However, Dumbo would have one more challenge: size and age. As Dumbo would get older, he’d get larger. As he reached adulthood, Dumbo would grow from an adorable 600-pound flying elephant to a full-size Asian elephant, reaching more than 5 tons, or 10,000 pounds.

If Dumbo wanted to continue being in the circus and keep his darling mother in her own private railroad car, his ears would have to grow exponentially. Even if all he was able to do was glide into adulthood, his ears would each have to grow to close to 40 feet long and 20 feet wide, reaching an earspan of at least 77 feet!

That’s freaking huge! It’s about 4.5 times the wingspan of the Wright Brothers’ original plane they flew at Kitty Hawk, and it’s the size of a large propeller plane. It’s seven times the wingspan of the largest flying bird on the planet, the albatross.

With ears like that, Dumbo could fight Godzilla. (Hmmm… Dumbo vs. Godzilla. I’d watch the hell out of that movie!)

Click here to solve More Movie Mysteries


ARTICLE TAGS
Like this article? Join thousands of your fellow movie lovers who subscribe to The Weekly Edition from Film School Rejects. Our best articles, every week, right in your inbox!
  %
%  
Comment Policy: No hate speech allowed. If you must argue, please debate intelligently. Comments containing selected keywords or outbound links will be put into moderation to help prevent spam. Film School Rejects reserves the right to delete comments and ban anyone who doesn't follow the rules. We also reserve the right to modify any curse words in your comments and make you look like an idiot. Thank You!
Some movie websites serve the consumer. Some serve the industry. At Film School Rejects, we serve at the pleasure of the connoisseur. We provide the best reviews, interviews and features to millions of dedicated movie fans who know what they love and love what they know.
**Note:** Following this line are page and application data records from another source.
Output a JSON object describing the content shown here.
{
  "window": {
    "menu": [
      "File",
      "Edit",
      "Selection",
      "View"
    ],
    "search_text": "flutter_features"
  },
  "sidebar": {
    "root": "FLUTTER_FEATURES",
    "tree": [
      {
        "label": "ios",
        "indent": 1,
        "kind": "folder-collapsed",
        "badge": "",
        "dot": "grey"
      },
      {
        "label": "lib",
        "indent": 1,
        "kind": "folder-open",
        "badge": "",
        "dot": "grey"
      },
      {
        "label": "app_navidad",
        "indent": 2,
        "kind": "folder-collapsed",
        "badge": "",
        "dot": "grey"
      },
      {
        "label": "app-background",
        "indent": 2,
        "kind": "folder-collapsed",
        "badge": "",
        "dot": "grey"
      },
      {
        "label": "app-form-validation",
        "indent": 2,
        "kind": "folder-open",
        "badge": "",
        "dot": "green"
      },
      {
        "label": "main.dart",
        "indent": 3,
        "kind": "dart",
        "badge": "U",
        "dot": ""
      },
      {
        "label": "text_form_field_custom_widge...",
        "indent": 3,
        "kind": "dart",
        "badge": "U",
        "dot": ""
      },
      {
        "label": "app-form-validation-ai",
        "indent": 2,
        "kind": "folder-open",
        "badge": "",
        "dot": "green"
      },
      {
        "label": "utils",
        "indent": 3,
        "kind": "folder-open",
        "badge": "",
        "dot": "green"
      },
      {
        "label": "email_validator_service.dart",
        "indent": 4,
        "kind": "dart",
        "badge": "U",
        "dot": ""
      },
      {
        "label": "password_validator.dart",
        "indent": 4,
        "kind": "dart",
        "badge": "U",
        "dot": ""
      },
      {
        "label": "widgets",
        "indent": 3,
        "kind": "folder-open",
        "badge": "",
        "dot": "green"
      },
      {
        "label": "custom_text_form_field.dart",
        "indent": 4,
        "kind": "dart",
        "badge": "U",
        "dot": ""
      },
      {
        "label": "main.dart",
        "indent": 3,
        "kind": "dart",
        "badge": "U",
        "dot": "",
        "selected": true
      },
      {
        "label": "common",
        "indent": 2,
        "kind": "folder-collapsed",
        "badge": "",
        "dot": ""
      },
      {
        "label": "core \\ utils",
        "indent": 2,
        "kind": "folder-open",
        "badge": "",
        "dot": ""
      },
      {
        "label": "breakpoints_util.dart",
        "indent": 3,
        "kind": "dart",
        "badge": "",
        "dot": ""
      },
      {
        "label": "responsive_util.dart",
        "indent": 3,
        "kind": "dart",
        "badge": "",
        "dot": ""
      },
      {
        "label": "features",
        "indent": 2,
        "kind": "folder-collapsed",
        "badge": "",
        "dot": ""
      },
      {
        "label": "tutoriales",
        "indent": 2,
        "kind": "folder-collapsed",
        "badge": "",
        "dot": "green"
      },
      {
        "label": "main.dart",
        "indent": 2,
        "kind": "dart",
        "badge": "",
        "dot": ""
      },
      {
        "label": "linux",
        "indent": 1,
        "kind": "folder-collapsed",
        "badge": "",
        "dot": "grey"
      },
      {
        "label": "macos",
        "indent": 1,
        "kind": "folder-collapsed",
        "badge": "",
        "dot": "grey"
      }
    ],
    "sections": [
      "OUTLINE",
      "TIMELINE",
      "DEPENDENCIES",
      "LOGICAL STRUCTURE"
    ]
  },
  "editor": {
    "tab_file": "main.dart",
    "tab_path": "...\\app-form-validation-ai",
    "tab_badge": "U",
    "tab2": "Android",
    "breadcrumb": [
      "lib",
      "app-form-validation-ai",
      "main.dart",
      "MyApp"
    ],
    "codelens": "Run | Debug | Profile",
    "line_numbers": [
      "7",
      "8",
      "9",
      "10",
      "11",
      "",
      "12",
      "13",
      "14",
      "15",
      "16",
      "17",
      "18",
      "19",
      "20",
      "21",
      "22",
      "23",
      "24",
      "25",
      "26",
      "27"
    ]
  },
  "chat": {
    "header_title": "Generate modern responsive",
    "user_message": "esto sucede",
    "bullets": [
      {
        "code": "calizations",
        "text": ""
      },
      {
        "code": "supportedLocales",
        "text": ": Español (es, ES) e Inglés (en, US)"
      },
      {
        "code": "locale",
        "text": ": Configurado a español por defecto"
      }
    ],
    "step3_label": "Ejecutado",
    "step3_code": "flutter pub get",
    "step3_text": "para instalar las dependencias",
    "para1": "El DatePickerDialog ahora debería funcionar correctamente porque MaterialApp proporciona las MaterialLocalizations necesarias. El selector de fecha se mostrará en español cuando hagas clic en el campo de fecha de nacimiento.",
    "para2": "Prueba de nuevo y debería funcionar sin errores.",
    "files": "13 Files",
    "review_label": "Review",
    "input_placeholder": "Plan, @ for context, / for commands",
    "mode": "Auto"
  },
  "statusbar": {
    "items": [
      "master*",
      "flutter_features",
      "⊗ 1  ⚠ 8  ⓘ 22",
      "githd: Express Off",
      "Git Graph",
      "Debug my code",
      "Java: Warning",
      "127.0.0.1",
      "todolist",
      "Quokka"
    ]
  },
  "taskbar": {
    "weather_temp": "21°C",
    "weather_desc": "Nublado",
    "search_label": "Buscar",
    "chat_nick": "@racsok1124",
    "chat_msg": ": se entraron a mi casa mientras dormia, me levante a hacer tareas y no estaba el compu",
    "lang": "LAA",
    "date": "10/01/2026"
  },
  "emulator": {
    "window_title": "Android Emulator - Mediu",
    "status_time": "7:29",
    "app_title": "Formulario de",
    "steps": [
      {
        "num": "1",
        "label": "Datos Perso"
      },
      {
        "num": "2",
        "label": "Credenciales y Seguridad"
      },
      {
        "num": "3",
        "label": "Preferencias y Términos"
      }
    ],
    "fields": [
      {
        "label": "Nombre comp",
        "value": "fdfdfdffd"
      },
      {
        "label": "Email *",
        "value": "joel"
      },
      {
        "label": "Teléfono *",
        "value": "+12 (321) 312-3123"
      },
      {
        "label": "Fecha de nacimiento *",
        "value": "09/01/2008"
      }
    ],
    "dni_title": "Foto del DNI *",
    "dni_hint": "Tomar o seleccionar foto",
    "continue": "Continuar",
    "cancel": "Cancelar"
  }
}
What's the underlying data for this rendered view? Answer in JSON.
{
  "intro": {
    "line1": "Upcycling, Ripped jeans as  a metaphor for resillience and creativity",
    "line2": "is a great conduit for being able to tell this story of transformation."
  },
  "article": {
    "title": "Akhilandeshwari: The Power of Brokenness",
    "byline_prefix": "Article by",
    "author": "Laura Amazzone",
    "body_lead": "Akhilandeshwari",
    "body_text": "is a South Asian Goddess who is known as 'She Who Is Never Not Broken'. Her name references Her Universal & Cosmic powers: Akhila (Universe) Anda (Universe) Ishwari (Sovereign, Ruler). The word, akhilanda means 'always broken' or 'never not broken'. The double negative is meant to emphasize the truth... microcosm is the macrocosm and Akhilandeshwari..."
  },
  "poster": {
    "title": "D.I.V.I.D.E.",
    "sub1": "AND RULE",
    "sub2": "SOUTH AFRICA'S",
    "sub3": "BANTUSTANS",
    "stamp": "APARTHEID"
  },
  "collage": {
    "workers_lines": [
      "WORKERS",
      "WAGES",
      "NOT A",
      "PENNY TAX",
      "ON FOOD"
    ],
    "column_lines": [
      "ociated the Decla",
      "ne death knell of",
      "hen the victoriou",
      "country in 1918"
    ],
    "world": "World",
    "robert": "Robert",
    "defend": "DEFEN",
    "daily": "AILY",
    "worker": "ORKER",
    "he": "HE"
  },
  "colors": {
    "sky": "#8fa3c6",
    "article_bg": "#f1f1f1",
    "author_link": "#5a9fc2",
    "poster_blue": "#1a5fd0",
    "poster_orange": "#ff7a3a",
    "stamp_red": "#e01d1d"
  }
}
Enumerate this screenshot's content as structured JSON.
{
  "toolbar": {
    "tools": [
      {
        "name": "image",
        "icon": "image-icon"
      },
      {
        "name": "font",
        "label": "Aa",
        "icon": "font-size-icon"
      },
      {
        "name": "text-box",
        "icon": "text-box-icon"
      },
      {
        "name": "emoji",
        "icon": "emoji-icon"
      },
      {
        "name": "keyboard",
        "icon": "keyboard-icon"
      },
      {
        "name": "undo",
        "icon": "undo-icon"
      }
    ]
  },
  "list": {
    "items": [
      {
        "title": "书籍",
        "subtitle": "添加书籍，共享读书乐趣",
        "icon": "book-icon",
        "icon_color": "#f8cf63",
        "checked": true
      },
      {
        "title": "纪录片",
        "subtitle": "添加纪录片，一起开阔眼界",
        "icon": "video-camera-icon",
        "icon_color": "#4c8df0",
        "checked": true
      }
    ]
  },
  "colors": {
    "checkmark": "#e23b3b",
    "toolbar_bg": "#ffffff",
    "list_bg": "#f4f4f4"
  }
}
Because we, like you, simply love the art of the moving picture.
Comic-Con 2014
Summer Box Office Prediction Challenge
Got a Tip? Send it here:
editors@filmschoolrejects.com
Publisher:
Neil Miller
Managing Editor:
Scott Beggs
Associate Editors:
Rob Hunter
Kate Erbland
Christopher Campbell
All Rights Reserved © 2006-2014 Reject Media, LLC | Privacy Policy | Design & Development by Face3